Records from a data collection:
-------------------------
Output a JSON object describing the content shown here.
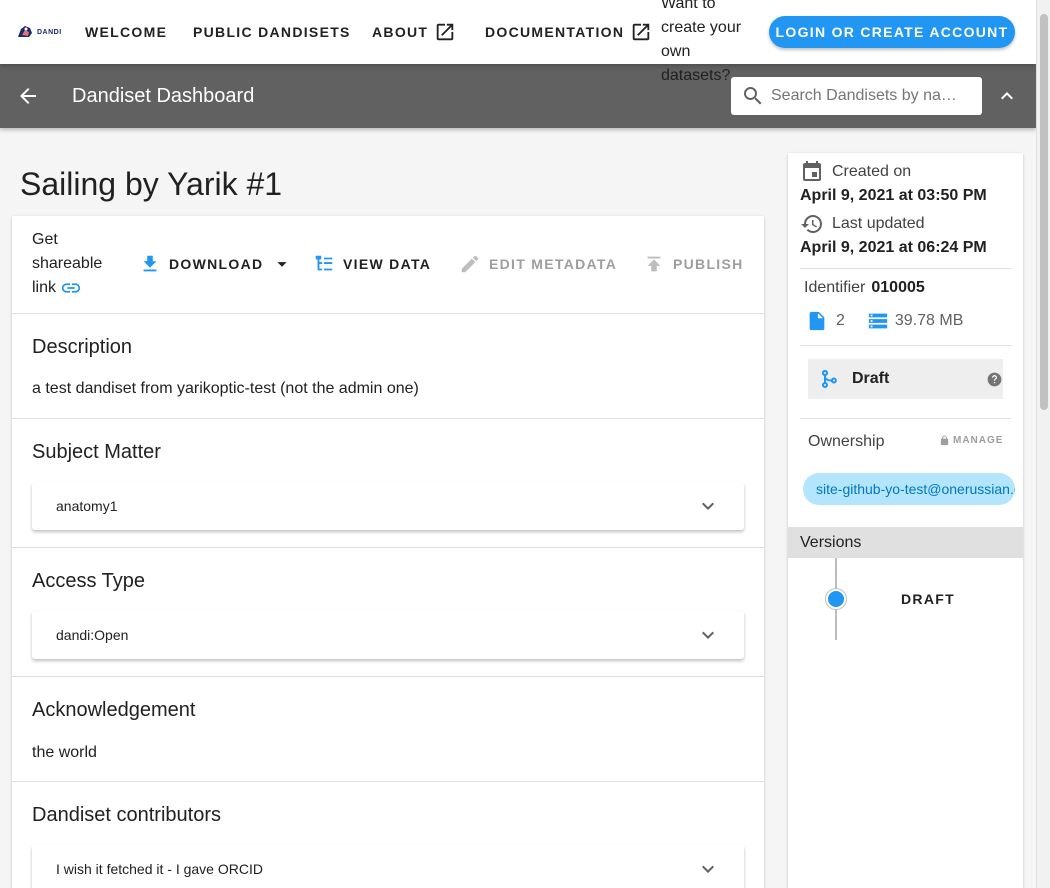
{
  "topnav": {
    "logo_text": "DANDI",
    "links": [
      {
        "label": "WELCOME"
      },
      {
        "label": "PUBLIC DANDISETS"
      },
      {
        "label": "ABOUT"
      },
      {
        "label": "DOCUMENTATION"
      }
    ],
    "promo": "Want to create your own datasets?",
    "login_label": "LOGIN OR CREATE ACCOUNT"
  },
  "appbar": {
    "title": "Dandiset Dashboard",
    "search_placeholder": "Search Dandisets by na…"
  },
  "dandiset": {
    "title": "Sailing by Yarik #1",
    "share_label": "Get shareable link",
    "actions": {
      "download": "DOWNLOAD",
      "view_data": "VIEW DATA",
      "edit_metadata": "EDIT METADATA",
      "publish": "PUBLISH"
    },
    "sections": {
      "description": {
        "heading": "Description",
        "text": "a test dandiset from yarikoptic-test (not the admin one)"
      },
      "subject_matter": {
        "heading": "Subject Matter",
        "value": "anatomy1"
      },
      "access_type": {
        "heading": "Access Type",
        "value": "dandi:Open"
      },
      "acknowledgement": {
        "heading": "Acknowledgement",
        "text": "the world"
      },
      "contributors": {
        "heading": "Dandiset contributors",
        "value": "I wish it fetched it - I gave ORCID"
      }
    }
  },
  "sidebar": {
    "created_label": "Created on",
    "created_value": "April 9, 2021 at 03:50 PM",
    "updated_label": "Last updated",
    "updated_value": "April 9, 2021 at 06:24 PM",
    "identifier_label": "Identifier",
    "identifier_value": "010005",
    "file_count": "2",
    "size": "39.78 MB",
    "status": "Draft",
    "ownership_label": "Ownership",
    "manage_label": "MANAGE",
    "owner": "site-github-yo-test@onerussian.com",
    "versions_label": "Versions",
    "version": "DRAFT"
  },
  "colors": {
    "primary": "#2196f3",
    "appbar": "#616161",
    "chip": "#b3e5fc"
  }
}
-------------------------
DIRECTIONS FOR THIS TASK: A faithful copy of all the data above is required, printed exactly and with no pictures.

WRITTEN RESPONSE:
Output a JSON object describing the content shown here.
{
  "topnav": {
    "logo_text": "DANDI",
    "links": [
      {
        "label": "WELCOME"
      },
      {
        "label": "PUBLIC DANDISETS"
      },
      {
        "label": "ABOUT"
      },
      {
        "label": "DOCUMENTATION"
      }
    ],
    "promo": "Want to create your own datasets?",
    "login_label": "LOGIN OR CREATE ACCOUNT"
  },
  "appbar": {
    "title": "Dandiset Dashboard",
    "search_placeholder": "Search Dandisets by na…"
  },
  "dandiset": {
    "title": "Sailing by Yarik #1",
    "share_label": "Get shareable link",
    "actions": {
      "download": "DOWNLOAD",
      "view_data": "VIEW DATA",
      "edit_metadata": "EDIT METADATA",
      "publish": "PUBLISH"
    },
    "sections": {
      "description": {
        "heading": "Description",
        "text": "a test dandiset from yarikoptic-test (not the admin one)"
      },
      "subject_matter": {
        "heading": "Subject Matter",
        "value": "anatomy1"
      },
      "access_type": {
        "heading": "Access Type",
        "value": "dandi:Open"
      },
      "acknowledgement": {
        "heading": "Acknowledgement",
        "text": "the world"
      },
      "contributors": {
        "heading": "Dandiset contributors",
        "value": "I wish it fetched it - I gave ORCID"
      }
    }
  },
  "sidebar": {
    "created_label": "Created on",
    "created_value": "April 9, 2021 at 03:50 PM",
    "updated_label": "Last updated",
    "updated_value": "April 9, 2021 at 06:24 PM",
    "identifier_label": "Identifier",
    "identifier_value": "010005",
    "file_count": "2",
    "size": "39.78 MB",
    "status": "Draft",
    "ownership_label": "Ownership",
    "manage_label": "MANAGE",
    "owner": "site-github-yo-test@onerussian.com",
    "versions_label": "Versions",
    "version": "DRAFT"
  },
  "colors": {
    "primary": "#2196f3",
    "appbar": "#616161",
    "chip": "#b3e5fc"
  }
}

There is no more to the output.